Times were when he thrived on excuses. Then he ignored all suggestions that he was taking Nigeria to the brink. And finally his followers ingratiated him with claims of developing infrastructure that were useless as insecurity hued the nation. No space was spared.

Buhari was an unmitigated disaster. He appeared satisfied with his failings. He explained then with his age, health, and inability to read fast as he told South African Cyril Ramaphosa, in 2018, on why he delayed Nigeria’s signing of the African Continental Free Trade Agreement, AfCFTA.

The Buhari embarrassments were on both fronts – private and public. He was not corrupt, his minders would say. No Nigerian leader has wagered opportunities the way he did. He excelled in wastefulness at a time the nation went on a borrowing binge.

Let us be fair to him. He was on a spectacular borrowing spree, one of the few policies of his administration that he pushed with sustained zeal. What did he do with the borrowings?

Where are the billions of Naira that that his anti-corruption agencies reportedly recovered? What about the millions of Dollars seasonally returned from General Sani Abacha’s loot? His sanctimonious bearings meant that we were to trust him as the upright leader, the Almighty’s elixir for Nigeria’s challenges, the divine leader.

Buhari failed no matter how low the bar was placed. His vision was blurred. His minders were left to keep regurgitating illogicality in his defence. When he shut the southern borders he said it was to kill smuggling. Did the measure stop smuggling?

Only Buhari could have chosen decapitation as cure for headache. He got away with it and boasts of how his measures re-built an economy he brought from its knees to the belly.

One would have thought that his numerous medical trips abroad would have necessitated the building of a medical facility of his choice in Nigeria. Did he?

Yes. He commissioned a new presidential hospital days ago. Ironically, he had just returned from treating his teeth abroad. The new hospital cost N21 billion. If Buhari didn’t use it, who would?

Buhari’s signature projects were no less shambolic. Over N200 billion was committed to a census that he knew would not hold. Top of the pack is the elections that cost over N300 billion to reward Nigerians with worse outcomes than the analogue elections we used to have. Buhari would count them as achievements.

Holes that Buhari has left in the economy would be unfolding in the coming days. The fuel subsidy which Buhari had rated a scam when a World Bank report stated that Nigeria spent a total of N6 trillion from 2010-2014, rose tremendously under him.

In the 2023 budget, the Federal Government allocated ₦3.6 trillion to pay for fuel subsidies for the first half of 2023. In the 2022 budget, ₦443 billion was allocated as subsidy payment for the same period.

Buhari should go. He has done well for himself.

Read also: Buhari’s administration will award contracts to the last minute, says Fashola
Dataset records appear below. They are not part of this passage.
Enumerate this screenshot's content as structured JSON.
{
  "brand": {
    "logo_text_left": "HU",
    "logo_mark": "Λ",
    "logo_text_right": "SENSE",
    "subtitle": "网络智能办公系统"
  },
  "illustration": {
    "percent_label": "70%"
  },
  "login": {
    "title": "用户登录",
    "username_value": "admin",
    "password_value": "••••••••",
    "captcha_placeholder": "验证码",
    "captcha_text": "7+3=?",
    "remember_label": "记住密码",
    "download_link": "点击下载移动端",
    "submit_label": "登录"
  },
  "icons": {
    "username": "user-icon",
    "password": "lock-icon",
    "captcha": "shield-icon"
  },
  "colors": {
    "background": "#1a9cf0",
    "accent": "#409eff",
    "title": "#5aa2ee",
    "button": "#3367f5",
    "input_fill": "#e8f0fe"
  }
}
ADIEU Tina Turner, 83 – pulsating performer, enchanting songstress, engaging dancer, great actress – whose electrifying displays on stages across the globe on those high heels that held some of the best legs that mankind has witnessed, were inimitable. Her songs borrowed massively from the ups and downs of her life. The smiles, agonised face enhanced her story that easily connected with millions of people. Her unique definition of love as “a second hand emotion” was a tip of her depths in asking us to interrogate our emotions. May the Almighty grant her rest.

WHAT has happened to the battered okada rider of Abattoir, Agege? Has he got a thorough medical check up? And the three policemen who abused him? I do not know who to ask even as I am asked.

ALL fears about the inauguration of Senator Bola Ahmed Tinubu, Jagaban Borgu, are coming from the Federal Government and its security agencies. Why are we being warned to keep away from watching the momentous event at Eagles Square, Abuja? Exactly what is our offence?

THE Federal Government has the powers to award contracts until midnight of 28 May 2023, Minister of Works, Mr. Babatunde Fashola, retorted to concerns about last minute contracts the government was awarding. In case then you have not been awarded a contract, do not give up. Mr. Fashola says there are still some hours to go.

.Isiguzo is a major commentator on minor issues